There was only one beer that I wasn’t fond of and it wasn’t bad, it just didn’t tickle my fancy. That was the Round Guys Saison du Pomme. I didn’t get any saison from this sample at all because it was so overpowered by sour apple flavor. This one was aged in apple brandy barrels and I think that just pushed it way over the edge for me. It was like sipping on a Jolly Rancher sour apple candy. I don’t like my beer to taste like candy (or my liquor). I am not into the whole line of liquors like whipped cream or cotton candy vodka. With all that being said, my taste buds are different than everyone else’s taste buds. I’m sure there are plenty of folks who tried the Saison du Pomme and completely enjoyed it. This is merely my opinion.
All in all, it was a great event put on by a group of great people at The Fridge and I hope they do another one in the future! Check them out on Facebook and give them a like to keep up with their many events, including live music.
Disclaimer: I was not compensated in any way for this post and it is not sponsored by anyone.
It has been dark and dreary as of late. The weather has been warm enough but the sky has been piled thickly with clouds in various shades of grey (more than 50, I’m sure) and fog has been blanketing low-lying areas like a living, breathing creature. Yesterday was my birthday and I didn’t want to sit in the house all day long. The kids have been stir-crazy and needed to get out of the house. We decided to don wet weather gear and head to a park, despite the rain.
Getting outside, no matter what the weather, is nearly always the best choice to make.
We wended our way to Susquehannock State Park in beautiful southern Lancaster County, PA. This park offers over 200 acres of outdoor opportunity for your family. There are various hiking trails, ranging from easy to difficult. It is a just a short walk from the parking lot to Hawk Point Overlook, recognized by the Audubon Society as an Important Bird Area because of its importance to the bird population (makes sense, huh?). From the overlook, you will see the Susquehanna River flowing through the land as it winds through an area once inhabited by a small tribe of Native Americans who Captain John Smith called the Susquehannocks, the people at the falls.
Of course, like many Native Americans who lived in this newly “discovered” land, the Susquehannocks were eventually chased off of their land or killed. That’s a post for another time.
What else is there to do at Susquehannock State Park?
Play baseball. Hike one or several of the trails. Hike them all! Be still and watch for eagles – Mt. Johnson Island can be seen from Hawk Point Overlook and it was the world’s first bald eagle sanctuary.
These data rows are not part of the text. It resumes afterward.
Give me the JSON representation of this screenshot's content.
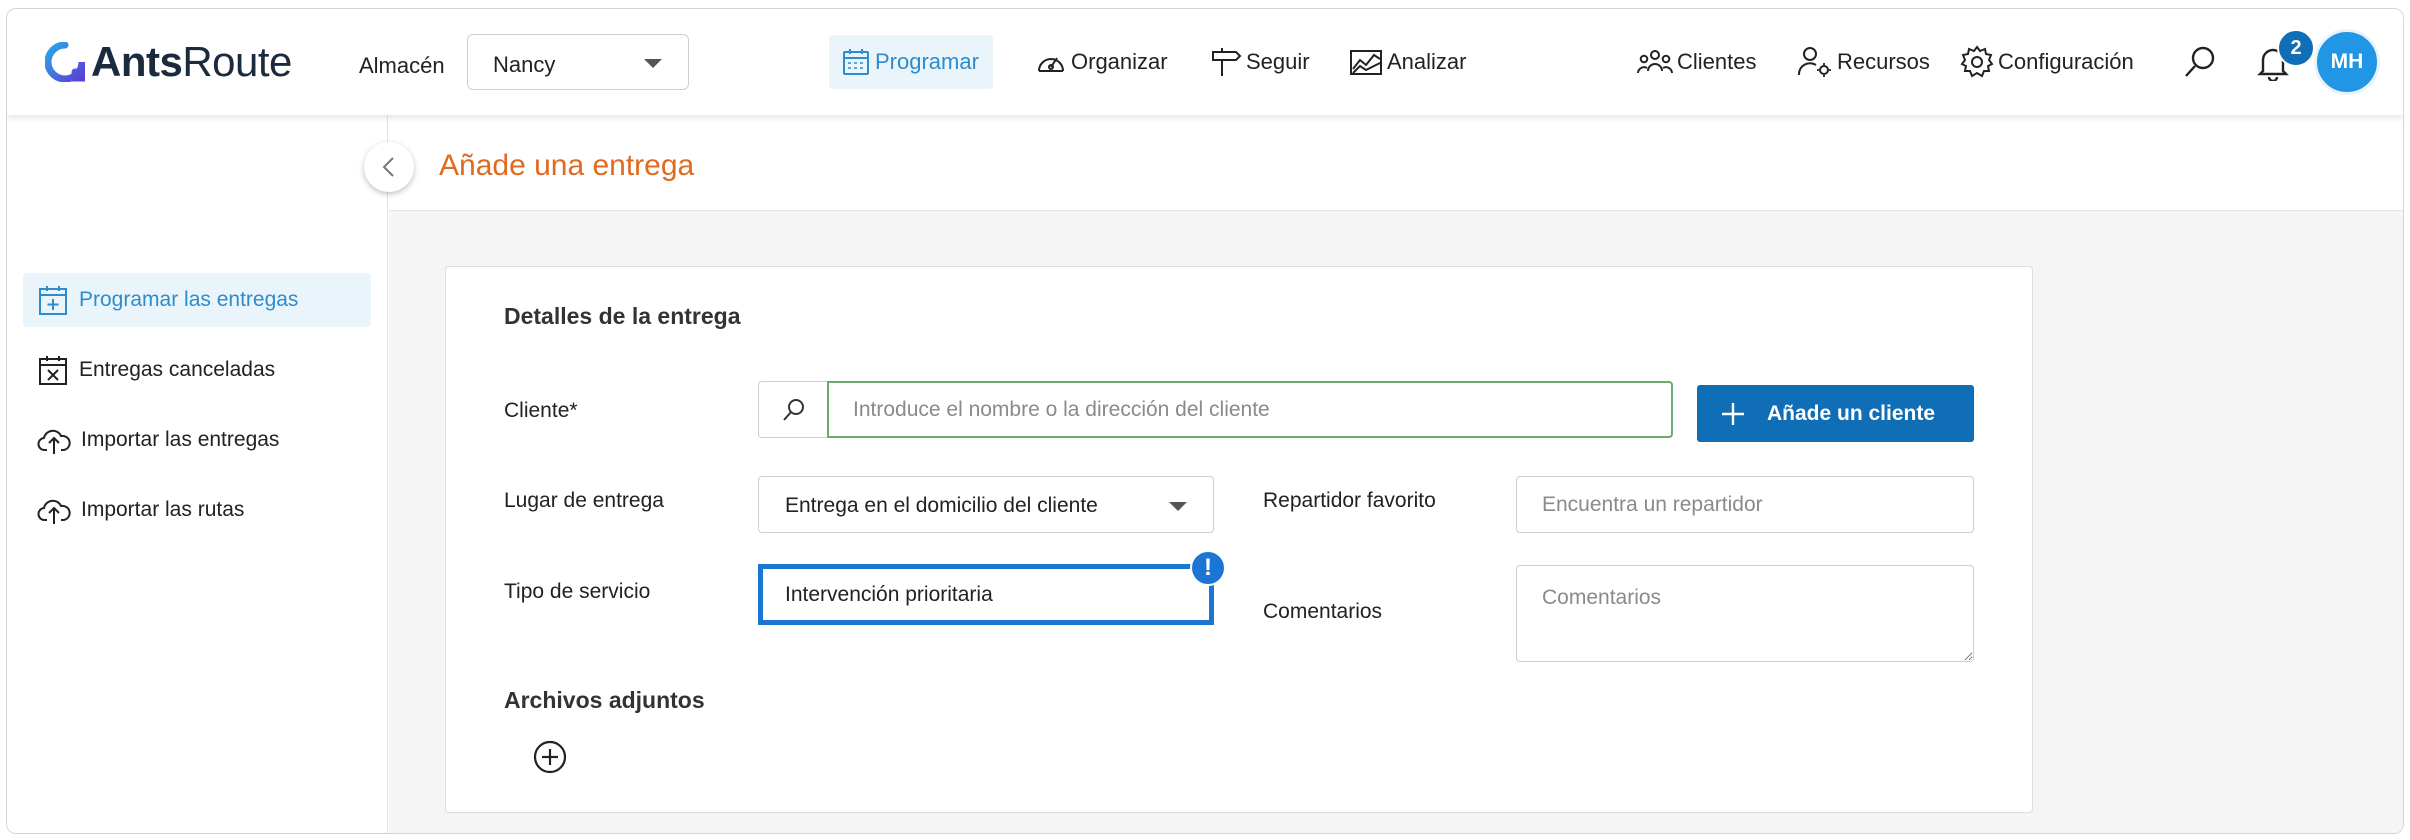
{
  "app": {
    "brand_bold": "Ants",
    "brand_light": "Route"
  },
  "header": {
    "warehouse_label": "Almacén",
    "warehouse_value": "Nancy",
    "nav": {
      "programar": "Programar",
      "organizar": "Organizar",
      "seguir": "Seguir",
      "analizar": "Analizar",
      "clientes": "Clientes",
      "recursos": "Recursos",
      "configuracion": "Configuración"
    },
    "notifications_count": "2",
    "user_initials": "MH"
  },
  "sidebar": {
    "items": [
      {
        "label": "Programar las entregas",
        "icon": "calendar-plus-icon",
        "active": true
      },
      {
        "label": "Entregas canceladas",
        "icon": "calendar-x-icon",
        "active": false
      },
      {
        "label": "Importar las entregas",
        "icon": "cloud-upload-icon",
        "active": false
      },
      {
        "label": "Importar las rutas",
        "icon": "cloud-upload-icon",
        "active": false
      }
    ]
  },
  "page": {
    "title": "Añade una entrega"
  },
  "form": {
    "section_title": "Detalles de la entrega",
    "client_label": "Cliente*",
    "client_placeholder": "Introduce el nombre o la dirección del cliente",
    "add_client_label": "Añade un cliente",
    "delivery_place_label": "Lugar de entrega",
    "delivery_place_value": "Entrega en el domicilio del cliente",
    "favorite_driver_label": "Repartidor favorito",
    "favorite_driver_placeholder": "Encuentra un repartidor",
    "service_type_label": "Tipo de servicio",
    "service_type_value": "Intervención prioritaria",
    "warning_glyph": "!",
    "comments_label": "Comentarios",
    "comments_placeholder": "Comentarios",
    "attachments_title": "Archivos adjuntos"
  },
  "colors": {
    "accent_blue": "#0f6eb5",
    "active_blue": "#2f8ccc",
    "title_orange": "#e06a1d",
    "focus_blue": "#1a76d2",
    "input_green": "#6aaa6a"
  }
}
Take your horses, these trails are equine-friendly, except for the Rhododendron Trail. Picnic at one of the 100+ tables scattered throughout the park. Take your dog (on a leash, please).
There are even complimentary doggie doodie bags at the park information sign. Take your kids and point out moss on trees, ask them to listen to the many birds singing, and encourage them to touch the dirt. It’s okay! Make sure you keep an eye on young children at the overlook, as the drop off is nearly 400 feet and quite steep. Bring some quarters to use the optical viewer, at least on a clear day. Camp.
Get out and enjoy the beauty around you.